President Barack Obama on Friday called for Congress to continue to work toward immigration reform, saying failure to act on a federal level has led to "misguided" efforts to curb illegal immigration, including in Arizona.
Obama, speaking at a naturalization ceremony for servicemen and women in the White House Rose Garden, said he has instructed his administration to monitor the situation in Arizona, where a law awaiting the governor's signature would require suspected illegal immigrants to produce identification documents.
The president said he has directed his administration to "closely monitor the situation and examine the civil rights and other implications of this legislation."
"If we continue to fail to act at a federal level, we will continue to see misguided efforts around the country," Obama said.
The president cited "the recent efforts in Arizona which threaten to undermine basic notions of fairness that we cherish as Americans as well as the trust in policies and their communities that are so crucial to keeping us safe."
Democrats have hinted in recent days that immigration reform could be the next big item they take up after financial regulatory reform.
Obama commended Sens. Lindsey Graham (R-S.C.) and Charles Schumer (D-N.Y.) for continuing to push for reform.

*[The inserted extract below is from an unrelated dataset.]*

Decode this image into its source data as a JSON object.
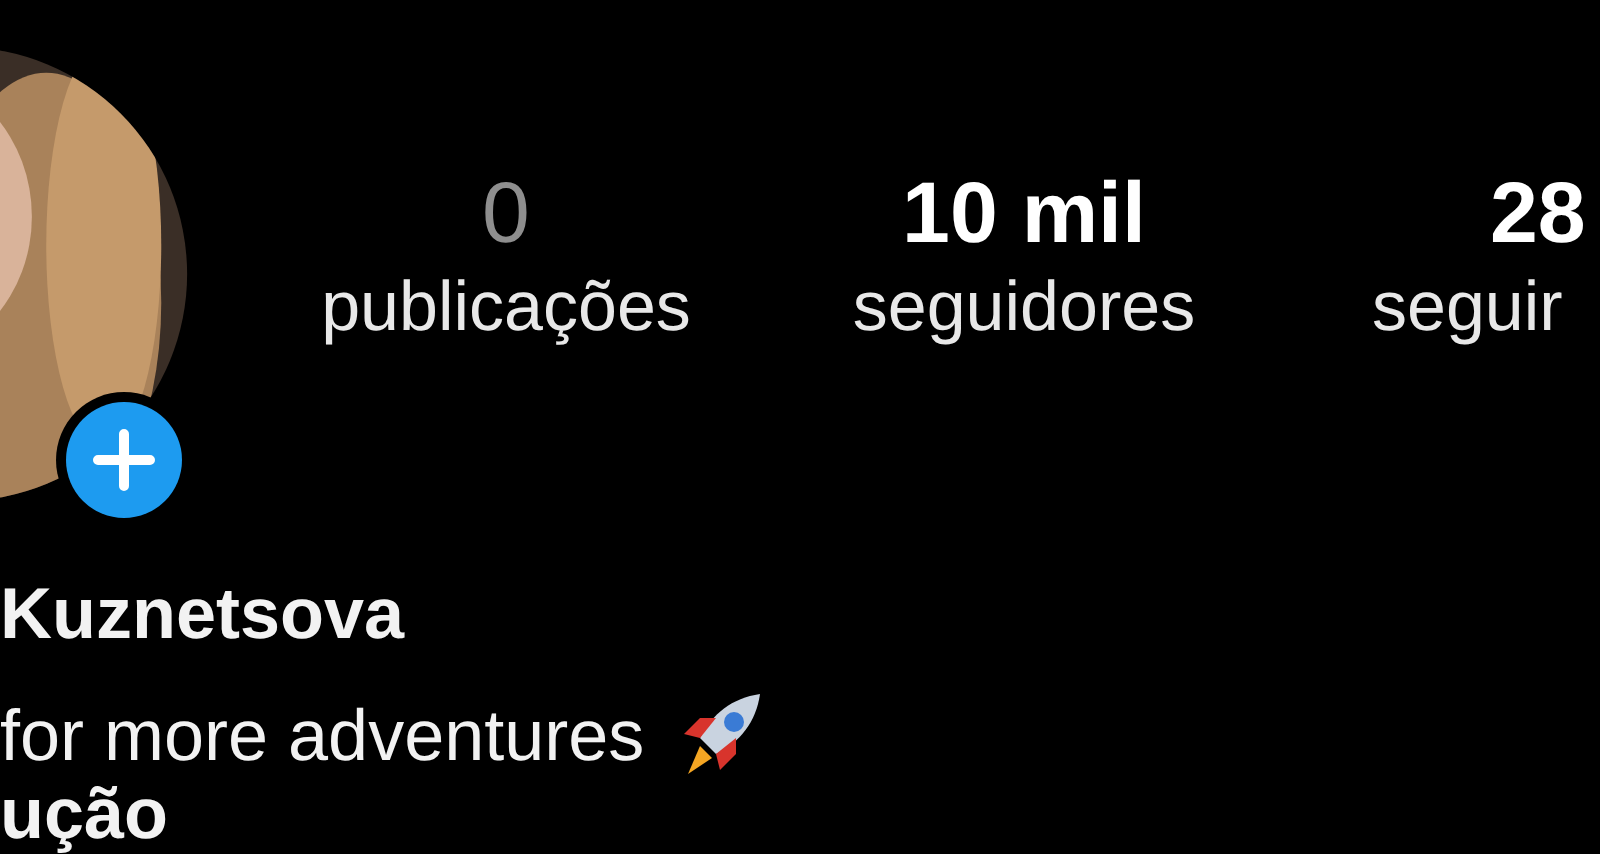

In saying he would continue to consult with lawmakers on the issue, Obama noted that there are 11 senators in office now who voted for reform in 2006.

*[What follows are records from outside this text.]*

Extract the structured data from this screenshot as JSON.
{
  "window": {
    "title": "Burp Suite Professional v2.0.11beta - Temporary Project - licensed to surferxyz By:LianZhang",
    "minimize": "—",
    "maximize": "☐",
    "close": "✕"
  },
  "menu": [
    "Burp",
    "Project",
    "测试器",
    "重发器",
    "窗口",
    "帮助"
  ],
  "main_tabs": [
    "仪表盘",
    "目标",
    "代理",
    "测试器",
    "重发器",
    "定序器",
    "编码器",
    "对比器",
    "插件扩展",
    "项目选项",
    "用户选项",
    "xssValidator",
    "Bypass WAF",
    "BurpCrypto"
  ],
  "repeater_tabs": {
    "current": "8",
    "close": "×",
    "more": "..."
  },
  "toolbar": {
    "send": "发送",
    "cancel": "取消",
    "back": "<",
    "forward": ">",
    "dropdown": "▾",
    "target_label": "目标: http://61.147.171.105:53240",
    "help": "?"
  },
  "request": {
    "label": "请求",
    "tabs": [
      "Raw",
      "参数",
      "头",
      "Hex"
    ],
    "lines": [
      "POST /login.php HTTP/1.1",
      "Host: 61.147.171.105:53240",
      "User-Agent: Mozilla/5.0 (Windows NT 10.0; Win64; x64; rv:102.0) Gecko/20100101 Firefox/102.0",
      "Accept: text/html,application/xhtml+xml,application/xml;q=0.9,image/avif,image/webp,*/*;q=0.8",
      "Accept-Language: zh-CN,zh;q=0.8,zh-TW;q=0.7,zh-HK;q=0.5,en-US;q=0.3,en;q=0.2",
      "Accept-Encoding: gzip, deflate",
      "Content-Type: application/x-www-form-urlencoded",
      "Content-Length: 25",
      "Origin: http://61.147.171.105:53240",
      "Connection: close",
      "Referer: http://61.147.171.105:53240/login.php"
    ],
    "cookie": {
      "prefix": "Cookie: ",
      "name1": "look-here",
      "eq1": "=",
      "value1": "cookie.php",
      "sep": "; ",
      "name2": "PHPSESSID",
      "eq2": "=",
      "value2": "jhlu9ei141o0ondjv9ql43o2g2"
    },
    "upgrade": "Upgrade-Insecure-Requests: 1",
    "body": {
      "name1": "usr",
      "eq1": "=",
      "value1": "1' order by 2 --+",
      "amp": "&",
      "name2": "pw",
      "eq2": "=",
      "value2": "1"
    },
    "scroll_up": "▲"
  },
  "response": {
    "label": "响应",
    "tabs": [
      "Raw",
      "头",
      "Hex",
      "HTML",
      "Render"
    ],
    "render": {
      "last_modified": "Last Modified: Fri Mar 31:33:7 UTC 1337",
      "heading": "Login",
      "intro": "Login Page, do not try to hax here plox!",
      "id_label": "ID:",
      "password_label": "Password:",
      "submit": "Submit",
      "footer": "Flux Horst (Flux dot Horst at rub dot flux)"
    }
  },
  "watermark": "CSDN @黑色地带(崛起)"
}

Tim Kaine, the Democratic National Committee chairman, said in an interview with MSNBC on Friday that the fight over the immigration bill in Arizona is stepping up pressure in Washington to do the same.